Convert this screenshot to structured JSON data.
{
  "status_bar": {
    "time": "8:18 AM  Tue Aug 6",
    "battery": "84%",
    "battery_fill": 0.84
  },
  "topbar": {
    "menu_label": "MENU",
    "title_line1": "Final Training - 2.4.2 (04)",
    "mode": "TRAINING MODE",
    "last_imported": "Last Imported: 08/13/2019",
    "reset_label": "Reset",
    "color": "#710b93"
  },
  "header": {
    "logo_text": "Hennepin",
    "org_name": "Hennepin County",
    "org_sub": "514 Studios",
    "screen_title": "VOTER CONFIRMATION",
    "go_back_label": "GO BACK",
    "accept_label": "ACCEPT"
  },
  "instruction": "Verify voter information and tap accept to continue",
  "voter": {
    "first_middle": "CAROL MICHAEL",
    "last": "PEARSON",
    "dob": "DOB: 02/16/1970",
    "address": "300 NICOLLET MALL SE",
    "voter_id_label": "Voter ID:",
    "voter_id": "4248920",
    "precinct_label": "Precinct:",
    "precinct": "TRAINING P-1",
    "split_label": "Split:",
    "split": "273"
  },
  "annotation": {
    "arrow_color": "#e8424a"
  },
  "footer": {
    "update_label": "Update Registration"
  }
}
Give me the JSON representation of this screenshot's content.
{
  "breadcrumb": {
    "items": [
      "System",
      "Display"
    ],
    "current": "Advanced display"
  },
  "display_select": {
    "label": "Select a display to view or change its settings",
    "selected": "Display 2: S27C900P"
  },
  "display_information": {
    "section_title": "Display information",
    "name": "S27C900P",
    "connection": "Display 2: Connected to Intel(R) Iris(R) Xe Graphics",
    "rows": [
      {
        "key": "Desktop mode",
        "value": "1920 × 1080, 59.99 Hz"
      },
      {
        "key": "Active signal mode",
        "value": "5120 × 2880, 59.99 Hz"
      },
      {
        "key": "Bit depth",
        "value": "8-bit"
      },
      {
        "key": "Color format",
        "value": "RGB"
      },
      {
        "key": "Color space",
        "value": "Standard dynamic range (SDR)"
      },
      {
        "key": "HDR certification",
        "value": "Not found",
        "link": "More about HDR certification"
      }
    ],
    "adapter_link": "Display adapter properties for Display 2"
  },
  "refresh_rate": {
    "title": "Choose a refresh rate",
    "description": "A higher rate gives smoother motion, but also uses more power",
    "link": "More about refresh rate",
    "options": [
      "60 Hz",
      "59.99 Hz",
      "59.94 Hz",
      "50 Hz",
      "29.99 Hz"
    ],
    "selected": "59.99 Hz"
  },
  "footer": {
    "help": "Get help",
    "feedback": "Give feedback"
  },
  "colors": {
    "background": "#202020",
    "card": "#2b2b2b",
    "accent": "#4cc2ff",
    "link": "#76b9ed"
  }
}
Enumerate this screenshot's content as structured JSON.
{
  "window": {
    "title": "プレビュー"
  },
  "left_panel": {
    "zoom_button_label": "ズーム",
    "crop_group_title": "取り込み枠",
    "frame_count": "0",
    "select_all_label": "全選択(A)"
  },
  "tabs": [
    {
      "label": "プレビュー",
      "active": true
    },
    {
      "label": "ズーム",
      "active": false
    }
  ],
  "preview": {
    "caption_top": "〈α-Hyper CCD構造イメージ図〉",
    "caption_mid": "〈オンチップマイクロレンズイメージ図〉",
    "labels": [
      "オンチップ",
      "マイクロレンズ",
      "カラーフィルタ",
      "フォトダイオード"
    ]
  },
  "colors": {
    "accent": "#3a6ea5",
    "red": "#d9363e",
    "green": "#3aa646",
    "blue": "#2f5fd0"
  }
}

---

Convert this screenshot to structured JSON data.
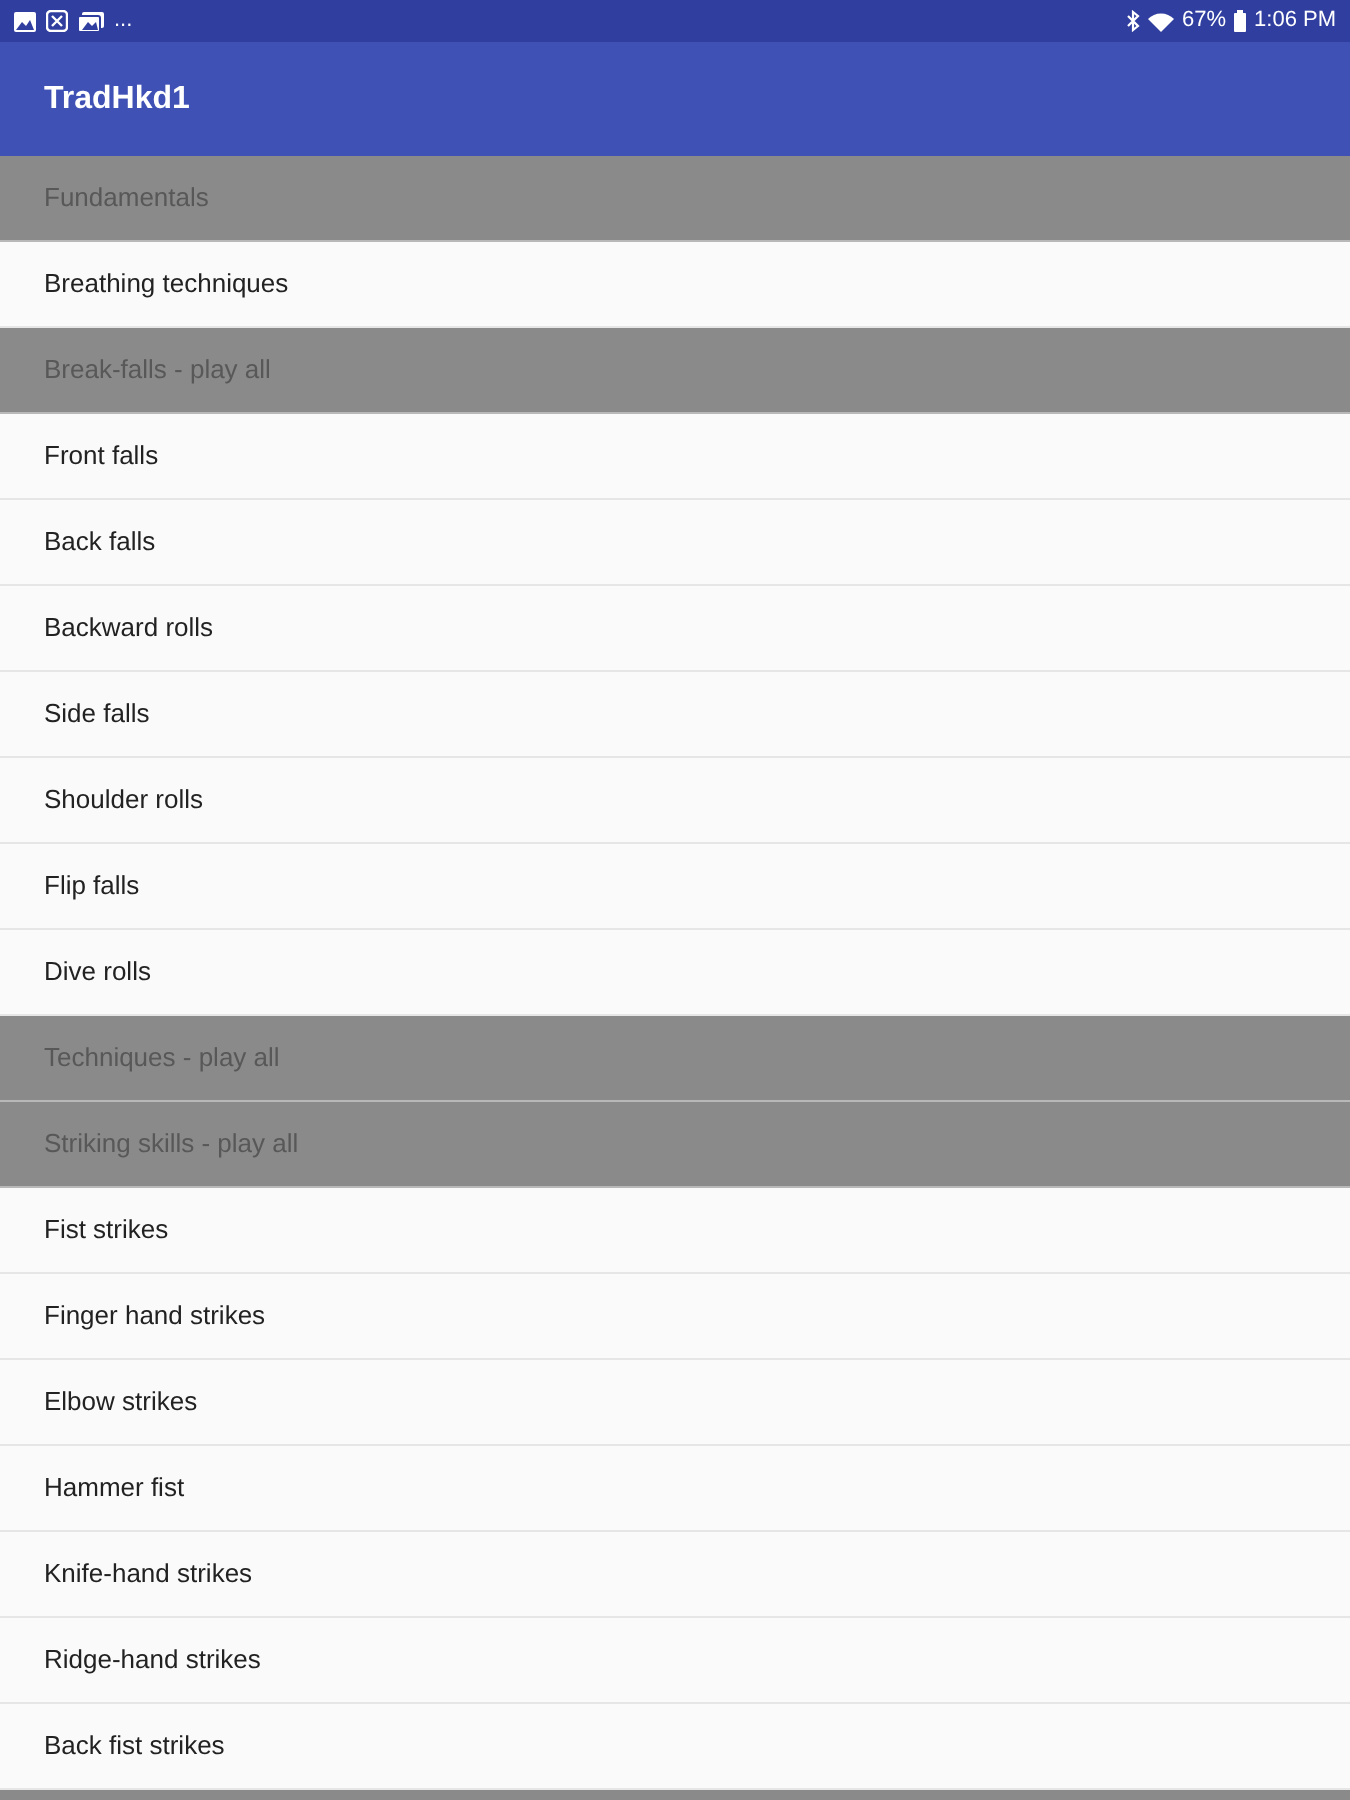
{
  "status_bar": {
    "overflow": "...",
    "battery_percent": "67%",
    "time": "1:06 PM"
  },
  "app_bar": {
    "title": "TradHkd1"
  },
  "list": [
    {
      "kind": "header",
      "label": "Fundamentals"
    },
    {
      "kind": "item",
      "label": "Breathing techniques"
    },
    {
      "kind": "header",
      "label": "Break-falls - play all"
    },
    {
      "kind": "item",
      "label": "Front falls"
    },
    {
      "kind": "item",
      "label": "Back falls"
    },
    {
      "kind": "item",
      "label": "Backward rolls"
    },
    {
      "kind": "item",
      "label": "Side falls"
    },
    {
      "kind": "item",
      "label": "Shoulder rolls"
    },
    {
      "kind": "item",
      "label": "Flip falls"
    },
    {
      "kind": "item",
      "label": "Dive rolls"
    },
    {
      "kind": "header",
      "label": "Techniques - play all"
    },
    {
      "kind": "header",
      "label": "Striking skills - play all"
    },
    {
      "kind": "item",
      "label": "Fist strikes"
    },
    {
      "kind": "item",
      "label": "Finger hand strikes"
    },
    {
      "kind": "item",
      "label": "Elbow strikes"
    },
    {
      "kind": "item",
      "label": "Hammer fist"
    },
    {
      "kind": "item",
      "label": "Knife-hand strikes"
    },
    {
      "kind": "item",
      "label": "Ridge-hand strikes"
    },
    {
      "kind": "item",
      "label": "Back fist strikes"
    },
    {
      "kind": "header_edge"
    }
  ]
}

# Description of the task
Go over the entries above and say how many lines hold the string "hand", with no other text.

# Result of this exercise
3